Maybe they just peaked too early. The Pistons responded to new coach Flip Saunders in strong fashion, racing out to a 37-5 start that had some pundits talking about naming all five Detroit starters to the All-Star team. Four of them ended up making it as a reward for the Pistons' hot start, but they cooled off considerably in the second half. Detroit's 27-13 mark in the final 40 games was plenty impressive in its own right, but paled beside the scalding start.
In retrospect, perhaps that should have been a warning sign. But few were concerned when the playoffs started as Detroit easily advanced past Milwaukee in five games in the first round and then crushed Cleveland 113-86 in the opening game of the second round.

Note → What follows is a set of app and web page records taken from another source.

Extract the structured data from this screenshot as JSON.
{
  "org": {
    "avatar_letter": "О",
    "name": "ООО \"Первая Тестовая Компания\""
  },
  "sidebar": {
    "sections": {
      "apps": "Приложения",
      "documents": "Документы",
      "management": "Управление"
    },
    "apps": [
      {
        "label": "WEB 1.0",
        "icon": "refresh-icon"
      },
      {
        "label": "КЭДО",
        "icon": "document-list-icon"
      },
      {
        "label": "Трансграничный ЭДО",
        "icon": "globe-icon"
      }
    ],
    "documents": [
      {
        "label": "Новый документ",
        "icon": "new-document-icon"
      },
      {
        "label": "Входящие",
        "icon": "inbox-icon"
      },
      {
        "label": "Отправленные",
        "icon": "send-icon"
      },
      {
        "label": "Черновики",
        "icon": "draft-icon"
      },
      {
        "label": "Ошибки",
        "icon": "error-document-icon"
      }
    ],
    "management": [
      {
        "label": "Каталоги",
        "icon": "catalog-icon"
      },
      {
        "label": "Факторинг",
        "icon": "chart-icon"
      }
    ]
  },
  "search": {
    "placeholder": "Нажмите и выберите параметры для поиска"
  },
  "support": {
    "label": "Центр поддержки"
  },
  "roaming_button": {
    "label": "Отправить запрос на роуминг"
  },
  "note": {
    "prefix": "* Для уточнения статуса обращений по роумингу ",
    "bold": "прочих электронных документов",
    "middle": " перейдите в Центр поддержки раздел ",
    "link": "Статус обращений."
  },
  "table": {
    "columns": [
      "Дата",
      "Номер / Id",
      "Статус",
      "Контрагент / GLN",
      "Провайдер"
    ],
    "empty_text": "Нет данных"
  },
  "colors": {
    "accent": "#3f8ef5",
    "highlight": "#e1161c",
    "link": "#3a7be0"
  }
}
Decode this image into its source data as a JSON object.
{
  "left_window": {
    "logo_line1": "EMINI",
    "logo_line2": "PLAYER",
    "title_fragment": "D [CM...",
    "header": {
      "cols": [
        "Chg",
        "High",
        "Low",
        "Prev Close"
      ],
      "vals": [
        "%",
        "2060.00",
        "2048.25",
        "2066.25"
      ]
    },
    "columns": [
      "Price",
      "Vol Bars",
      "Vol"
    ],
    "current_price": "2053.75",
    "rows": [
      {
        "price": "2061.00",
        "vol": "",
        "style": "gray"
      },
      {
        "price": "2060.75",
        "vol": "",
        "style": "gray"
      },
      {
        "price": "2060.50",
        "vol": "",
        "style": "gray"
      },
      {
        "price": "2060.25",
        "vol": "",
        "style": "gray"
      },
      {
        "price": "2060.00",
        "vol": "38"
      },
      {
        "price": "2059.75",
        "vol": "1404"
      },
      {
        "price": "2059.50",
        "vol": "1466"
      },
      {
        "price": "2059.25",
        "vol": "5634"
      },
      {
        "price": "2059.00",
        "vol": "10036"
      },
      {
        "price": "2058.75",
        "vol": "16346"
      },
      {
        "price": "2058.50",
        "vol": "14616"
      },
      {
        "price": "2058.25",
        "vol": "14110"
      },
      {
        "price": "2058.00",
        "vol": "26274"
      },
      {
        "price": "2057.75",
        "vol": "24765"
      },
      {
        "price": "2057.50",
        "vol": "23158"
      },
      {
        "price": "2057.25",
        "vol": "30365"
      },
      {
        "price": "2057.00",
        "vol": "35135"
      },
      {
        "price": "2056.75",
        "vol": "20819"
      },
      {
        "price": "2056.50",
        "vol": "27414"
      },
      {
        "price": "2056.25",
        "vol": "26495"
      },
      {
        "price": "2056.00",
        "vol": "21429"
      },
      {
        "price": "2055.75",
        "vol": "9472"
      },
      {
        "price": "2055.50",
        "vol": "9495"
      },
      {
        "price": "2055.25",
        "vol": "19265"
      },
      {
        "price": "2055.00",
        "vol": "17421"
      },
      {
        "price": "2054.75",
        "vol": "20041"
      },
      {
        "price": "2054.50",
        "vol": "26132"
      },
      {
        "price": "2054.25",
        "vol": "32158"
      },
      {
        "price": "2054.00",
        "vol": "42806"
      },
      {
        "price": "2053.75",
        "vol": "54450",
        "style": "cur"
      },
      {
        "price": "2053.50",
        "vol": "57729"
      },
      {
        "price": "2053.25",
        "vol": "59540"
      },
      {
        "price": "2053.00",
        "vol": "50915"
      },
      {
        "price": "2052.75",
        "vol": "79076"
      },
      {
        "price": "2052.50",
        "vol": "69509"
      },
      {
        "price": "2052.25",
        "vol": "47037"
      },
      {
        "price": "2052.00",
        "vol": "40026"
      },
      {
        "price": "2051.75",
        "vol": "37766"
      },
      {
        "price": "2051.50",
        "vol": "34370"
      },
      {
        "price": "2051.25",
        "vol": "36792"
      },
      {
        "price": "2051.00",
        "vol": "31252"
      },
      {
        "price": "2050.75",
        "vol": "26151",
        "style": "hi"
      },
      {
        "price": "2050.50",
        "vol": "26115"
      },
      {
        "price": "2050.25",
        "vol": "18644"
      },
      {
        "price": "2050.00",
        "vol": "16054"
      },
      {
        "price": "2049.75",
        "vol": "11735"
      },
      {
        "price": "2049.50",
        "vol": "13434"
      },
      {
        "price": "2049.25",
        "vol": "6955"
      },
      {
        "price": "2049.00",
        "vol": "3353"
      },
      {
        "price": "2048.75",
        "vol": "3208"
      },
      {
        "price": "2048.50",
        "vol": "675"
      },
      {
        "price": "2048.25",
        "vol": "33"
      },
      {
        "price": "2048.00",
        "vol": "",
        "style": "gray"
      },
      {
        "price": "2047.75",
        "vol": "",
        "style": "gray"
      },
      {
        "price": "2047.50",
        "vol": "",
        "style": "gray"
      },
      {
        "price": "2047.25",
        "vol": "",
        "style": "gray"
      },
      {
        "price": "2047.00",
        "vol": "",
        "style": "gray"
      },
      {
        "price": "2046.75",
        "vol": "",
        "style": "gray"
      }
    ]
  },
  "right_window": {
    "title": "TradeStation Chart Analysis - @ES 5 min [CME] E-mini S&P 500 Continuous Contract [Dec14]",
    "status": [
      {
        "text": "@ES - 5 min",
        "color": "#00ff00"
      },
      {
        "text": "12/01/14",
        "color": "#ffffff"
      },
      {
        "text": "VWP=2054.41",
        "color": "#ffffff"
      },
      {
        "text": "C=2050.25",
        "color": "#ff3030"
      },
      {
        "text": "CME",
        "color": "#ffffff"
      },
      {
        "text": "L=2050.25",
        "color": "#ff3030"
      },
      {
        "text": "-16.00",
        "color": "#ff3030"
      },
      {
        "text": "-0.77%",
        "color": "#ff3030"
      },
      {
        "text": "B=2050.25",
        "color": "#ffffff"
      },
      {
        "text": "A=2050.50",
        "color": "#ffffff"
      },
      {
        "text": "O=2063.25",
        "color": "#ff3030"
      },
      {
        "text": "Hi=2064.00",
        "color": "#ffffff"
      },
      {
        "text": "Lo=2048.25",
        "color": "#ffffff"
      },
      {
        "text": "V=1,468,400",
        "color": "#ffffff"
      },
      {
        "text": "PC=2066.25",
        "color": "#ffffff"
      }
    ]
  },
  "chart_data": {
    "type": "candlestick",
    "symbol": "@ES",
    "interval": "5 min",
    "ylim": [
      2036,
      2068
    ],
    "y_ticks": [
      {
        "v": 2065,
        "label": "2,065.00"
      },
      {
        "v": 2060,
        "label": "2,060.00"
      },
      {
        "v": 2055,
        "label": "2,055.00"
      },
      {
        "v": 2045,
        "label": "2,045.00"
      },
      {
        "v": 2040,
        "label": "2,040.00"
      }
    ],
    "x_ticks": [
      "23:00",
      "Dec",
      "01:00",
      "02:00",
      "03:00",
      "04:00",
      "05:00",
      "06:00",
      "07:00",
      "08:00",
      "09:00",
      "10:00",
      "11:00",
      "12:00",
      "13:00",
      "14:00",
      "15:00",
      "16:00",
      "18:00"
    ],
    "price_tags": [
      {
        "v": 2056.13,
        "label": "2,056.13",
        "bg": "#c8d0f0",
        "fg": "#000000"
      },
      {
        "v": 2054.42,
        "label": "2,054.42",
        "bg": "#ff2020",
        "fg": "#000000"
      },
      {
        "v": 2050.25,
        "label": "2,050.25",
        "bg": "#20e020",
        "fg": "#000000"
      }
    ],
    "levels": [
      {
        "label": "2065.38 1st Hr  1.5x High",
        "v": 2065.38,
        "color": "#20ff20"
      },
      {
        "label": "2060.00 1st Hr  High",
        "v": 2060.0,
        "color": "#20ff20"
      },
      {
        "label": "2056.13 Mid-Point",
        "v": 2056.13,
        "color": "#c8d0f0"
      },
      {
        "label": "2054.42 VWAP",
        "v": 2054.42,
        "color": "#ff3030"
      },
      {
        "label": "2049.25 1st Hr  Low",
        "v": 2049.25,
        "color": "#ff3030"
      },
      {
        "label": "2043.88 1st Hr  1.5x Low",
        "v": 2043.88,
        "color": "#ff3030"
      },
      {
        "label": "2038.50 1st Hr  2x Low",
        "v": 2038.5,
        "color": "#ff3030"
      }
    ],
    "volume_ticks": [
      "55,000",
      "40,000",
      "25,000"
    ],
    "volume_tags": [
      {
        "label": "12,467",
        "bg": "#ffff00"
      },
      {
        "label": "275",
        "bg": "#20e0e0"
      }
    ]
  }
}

At that point, the Pistons' offense careened off a cliff and was never heard from again. They didn't clear 100 points once in their final 12 playoff games and rarely threatened it, scoring 86 points or fewer in nine of the contests. As a result, Detroit barely eked past Cleveland in the second round -- the Pistons averaged 79.2 points in the final five games -- and bowed out meekly in six to Miami in the conference finals.